INSTRUCTIONS TO FOLLOW — Restate each entry shown beneath this instruction, keeping its wording intact.

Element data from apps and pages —
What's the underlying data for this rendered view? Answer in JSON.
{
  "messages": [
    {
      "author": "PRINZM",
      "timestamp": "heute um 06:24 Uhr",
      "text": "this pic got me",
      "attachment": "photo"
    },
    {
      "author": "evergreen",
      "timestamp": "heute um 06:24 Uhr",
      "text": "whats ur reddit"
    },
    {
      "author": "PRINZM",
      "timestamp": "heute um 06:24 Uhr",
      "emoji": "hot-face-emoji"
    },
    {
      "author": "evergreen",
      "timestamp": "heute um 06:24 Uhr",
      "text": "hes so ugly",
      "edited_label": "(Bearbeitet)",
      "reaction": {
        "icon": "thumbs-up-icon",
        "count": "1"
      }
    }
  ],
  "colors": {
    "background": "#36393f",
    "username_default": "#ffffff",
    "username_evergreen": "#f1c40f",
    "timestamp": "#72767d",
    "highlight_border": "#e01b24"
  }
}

ANSWER TO THE EXERCISE —
What's the underlying data for this rendered view? Answer in JSON.
{
  "messages": [
    {
      "author": "PRINZM",
      "timestamp": "heute um 06:24 Uhr",
      "text": "this pic got me",
      "attachment": "photo"
    },
    {
      "author": "evergreen",
      "timestamp": "heute um 06:24 Uhr",
      "text": "whats ur reddit"
    },
    {
      "author": "PRINZM",
      "timestamp": "heute um 06:24 Uhr",
      "emoji": "hot-face-emoji"
    },
    {
      "author": "evergreen",
      "timestamp": "heute um 06:24 Uhr",
      "text": "hes so ugly",
      "edited_label": "(Bearbeitet)",
      "reaction": {
        "icon": "thumbs-up-icon",
        "count": "1"
      }
    }
  ],
  "colors": {
    "background": "#36393f",
    "username_default": "#ffffff",
    "username_evergreen": "#f1c40f",
    "timestamp": "#72767d",
    "highlight_border": "#e01b24"
  }
}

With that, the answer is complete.